Mindfulness has been on my mind a lot lately. In the past couple of years, I’ve developed a growing interest in ideas surrounding mindfulness and other related activities, such as meditation.
A Google news search turns up more than 100,000 articles on the topic, and New Republic has a recent article called “How 2014 Became the Year of Mindfulness.” There are countless articles, books and opinions to delve into.
By definition, mindfulness is “the practice of maintaining a nonjudgmental state of heightened or complete awareness of one’s thoughts, emotions or experiences on a moment-to-moment basis.”
Full disclosure, and it’s probably obvious, I am no expert on any of this. But I hope this column will take me (and readers) through an interesting evolution of ideas and learning.
I plan to speak to teachers and other experts to unravel as many facets of mindfulness and related ideas/practices as possible and write about what I learn monthly.
That’s what to expect from future columns, but first a bit about how I came to want to explore all this.
It’s possible all the media coverage of the topic had a subconscious effect on me, but I didn’t purposely seek out mindfulness because it had become trendy. Some of the foundations of mindfulness have been part of who I’ve always been and who I want to become.
Growing up, I watched my mother practice and value meditation and yoga. Ideas that I would now identify as being mindful were always present in my home, if only at a relatively small level.
And, although I’m not religious, I’ve been attracted to some principles of Buddhism, which is where the concept of mindfulness originated.

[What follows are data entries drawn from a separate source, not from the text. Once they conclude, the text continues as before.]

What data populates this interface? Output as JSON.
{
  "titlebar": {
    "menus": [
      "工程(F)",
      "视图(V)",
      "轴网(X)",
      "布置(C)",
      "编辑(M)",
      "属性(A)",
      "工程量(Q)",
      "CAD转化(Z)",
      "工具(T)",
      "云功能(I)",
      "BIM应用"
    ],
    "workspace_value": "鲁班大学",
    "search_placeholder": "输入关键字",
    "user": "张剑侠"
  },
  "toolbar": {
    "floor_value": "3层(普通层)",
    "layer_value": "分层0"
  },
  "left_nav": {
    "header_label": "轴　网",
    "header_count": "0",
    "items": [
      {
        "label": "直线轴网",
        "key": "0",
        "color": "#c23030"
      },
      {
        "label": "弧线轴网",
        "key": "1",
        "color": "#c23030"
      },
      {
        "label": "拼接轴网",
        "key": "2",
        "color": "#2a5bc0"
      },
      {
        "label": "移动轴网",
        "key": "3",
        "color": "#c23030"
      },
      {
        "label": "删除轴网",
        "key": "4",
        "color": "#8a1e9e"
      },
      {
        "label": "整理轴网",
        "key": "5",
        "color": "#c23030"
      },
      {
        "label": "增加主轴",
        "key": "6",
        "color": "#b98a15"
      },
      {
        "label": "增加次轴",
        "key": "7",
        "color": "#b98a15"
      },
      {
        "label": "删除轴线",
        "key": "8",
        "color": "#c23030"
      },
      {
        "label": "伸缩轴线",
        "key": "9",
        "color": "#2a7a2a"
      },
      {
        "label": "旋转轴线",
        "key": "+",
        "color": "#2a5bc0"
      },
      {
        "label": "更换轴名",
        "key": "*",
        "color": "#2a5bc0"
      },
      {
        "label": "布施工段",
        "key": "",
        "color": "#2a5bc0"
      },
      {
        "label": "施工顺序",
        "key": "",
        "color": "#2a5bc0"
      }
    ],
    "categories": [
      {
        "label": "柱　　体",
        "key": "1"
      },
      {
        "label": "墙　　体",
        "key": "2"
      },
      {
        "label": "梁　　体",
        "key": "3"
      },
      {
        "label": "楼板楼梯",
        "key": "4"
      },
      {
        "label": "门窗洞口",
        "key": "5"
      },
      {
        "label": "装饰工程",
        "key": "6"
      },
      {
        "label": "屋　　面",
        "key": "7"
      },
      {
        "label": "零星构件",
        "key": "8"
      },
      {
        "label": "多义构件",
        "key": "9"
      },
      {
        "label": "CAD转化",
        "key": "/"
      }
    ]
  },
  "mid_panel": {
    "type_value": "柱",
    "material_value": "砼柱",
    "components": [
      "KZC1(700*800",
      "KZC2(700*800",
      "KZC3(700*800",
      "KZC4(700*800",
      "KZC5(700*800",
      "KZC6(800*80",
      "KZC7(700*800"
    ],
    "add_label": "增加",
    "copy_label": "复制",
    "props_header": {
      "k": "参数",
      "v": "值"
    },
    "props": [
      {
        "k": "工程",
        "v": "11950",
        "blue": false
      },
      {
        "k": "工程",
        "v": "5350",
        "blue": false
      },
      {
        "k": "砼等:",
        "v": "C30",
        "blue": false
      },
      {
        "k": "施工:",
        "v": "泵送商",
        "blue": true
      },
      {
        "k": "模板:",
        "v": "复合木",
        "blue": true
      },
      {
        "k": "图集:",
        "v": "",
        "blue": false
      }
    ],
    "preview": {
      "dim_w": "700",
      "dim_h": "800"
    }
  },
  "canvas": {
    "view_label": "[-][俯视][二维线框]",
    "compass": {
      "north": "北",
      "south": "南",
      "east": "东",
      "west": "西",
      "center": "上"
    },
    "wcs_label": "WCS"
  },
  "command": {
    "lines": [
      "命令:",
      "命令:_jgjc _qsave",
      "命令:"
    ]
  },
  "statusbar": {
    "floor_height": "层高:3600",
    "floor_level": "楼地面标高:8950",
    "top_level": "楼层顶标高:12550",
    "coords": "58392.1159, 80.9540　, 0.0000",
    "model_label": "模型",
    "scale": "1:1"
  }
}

I really latched on to the practice of mindfulness after my longtime friend and co-worker Sean Phipps introduced me to Eckhart Tolle’s writings “A New Earth” and “The Power of Now.”
“A New Earth” really resonated with me. I’ve listened to the audio book countless times and read it at least twice.

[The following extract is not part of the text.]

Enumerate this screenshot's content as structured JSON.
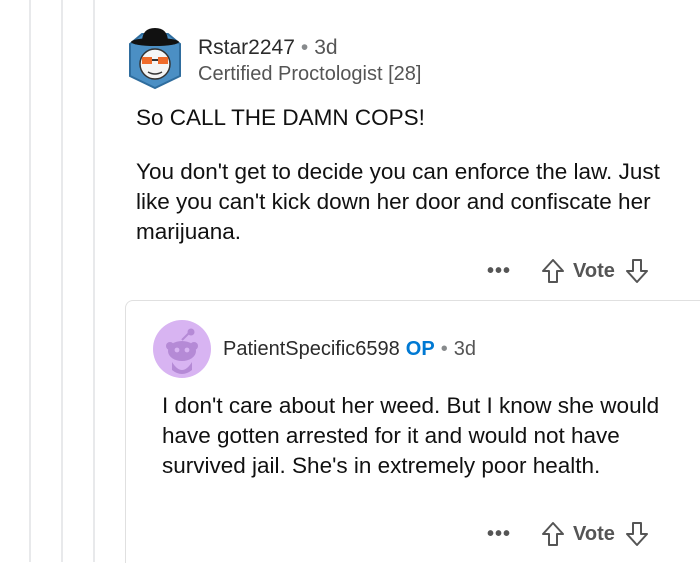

I started reading more about mindfulness and meditation, then joined the Center for Mindful Living, located at 1212 McCallie Ave.
What I’ve learned so far (I am not my thoughts.)

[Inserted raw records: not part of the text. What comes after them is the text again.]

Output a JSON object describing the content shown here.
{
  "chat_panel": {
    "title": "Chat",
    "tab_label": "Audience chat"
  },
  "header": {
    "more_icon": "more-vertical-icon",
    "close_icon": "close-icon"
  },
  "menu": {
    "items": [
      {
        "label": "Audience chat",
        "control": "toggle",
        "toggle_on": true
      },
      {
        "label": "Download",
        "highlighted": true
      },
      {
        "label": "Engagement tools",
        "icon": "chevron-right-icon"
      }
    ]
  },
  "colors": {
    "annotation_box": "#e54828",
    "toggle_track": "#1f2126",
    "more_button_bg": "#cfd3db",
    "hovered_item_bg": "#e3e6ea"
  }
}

I used to be one of those people who thought meditation was an impossible task, at least for me.
I have generalized anxiety disorder, and a racing mind is just part of who I am. It’s part of what causes me anxiety, and it’s the opposite of being mindful.
The idea of stopping my neurotic, obsessive mind seemed impossible, but I’m often desperate to do just that.
Upon reading Tolle’s work, I had a major personal revelation: I am not my mind; I am not the thoughts in my mind.
Whoa. That was a powerful epiphany.
The moment I realized that I am something beyond all my thoughts-many of which are anxiety-inducing and some of which seem insane, frankly-I felt empowered and free.
And I wanted to know more about mindfulness, meditation and ego, which Tolle writes a lot about as the source of many problems.
I also recently realized something else new, which is that mindfulness and meditation is a practice. The key word here is “practice.”
And obsessing about whether my mind is completely clear or whether I’m always perfectly aware of my thoughts and how they impact my life is totally contrary to the practice.
I’m a runner and former high school athlete, so when I put mindfulness in the perspective of my sports training, something clicked. I didn’t start playing basketball and just know how to make a 3-pointer. I couldn’t even make a layup when I started.
I didn’t start running by signing up for a marathon. I had to practice.
I practice yoga. I practice writing. And when I started thinking about mindfulness in the way I do these other things, it felt much more achievable.
In preparation for this column, I interviewed local acupuncturist Dr. Yong Oh, who also practices and explores mindfulness and meditation. I learned that sometimes during retreats he meditates for hours on end. He also shares articles about meditation and mindfulness, as well as personal details (such as the fact he’s now at a retreat in South Africa), via a Facebook page called Mindful Chattanooga.
There was something that struck me about him. His presence was very calm. It was almost unsettling to me because my natural state doesn’t have that same energy.
More often, people are conforming to social norms, tuning out of the current moment while plugging into technology and filling awkward silences or avoiding them. All those actions give off a very different feeling than what I got from Oh.
He was very present. He paused before responding to my questions. It felt like he was totally in the moment.
By contrast, my mind was listening to him, obsessing about what I was going to say next, worrying that my phone wasn’t recording properly, tormenting myself for nearly interrupting him, wondering if the coffee I was drinking would keep me up late and indulging countless other random thoughts.
Practicing mindfulness can only encourage the ability to be more present. I’m thinking that might be a step toward contentment and happiness.
And isn’t that what we’re all looking for?
The opinions expressed in this column belong solely to the author, not Nooga.com or its employees.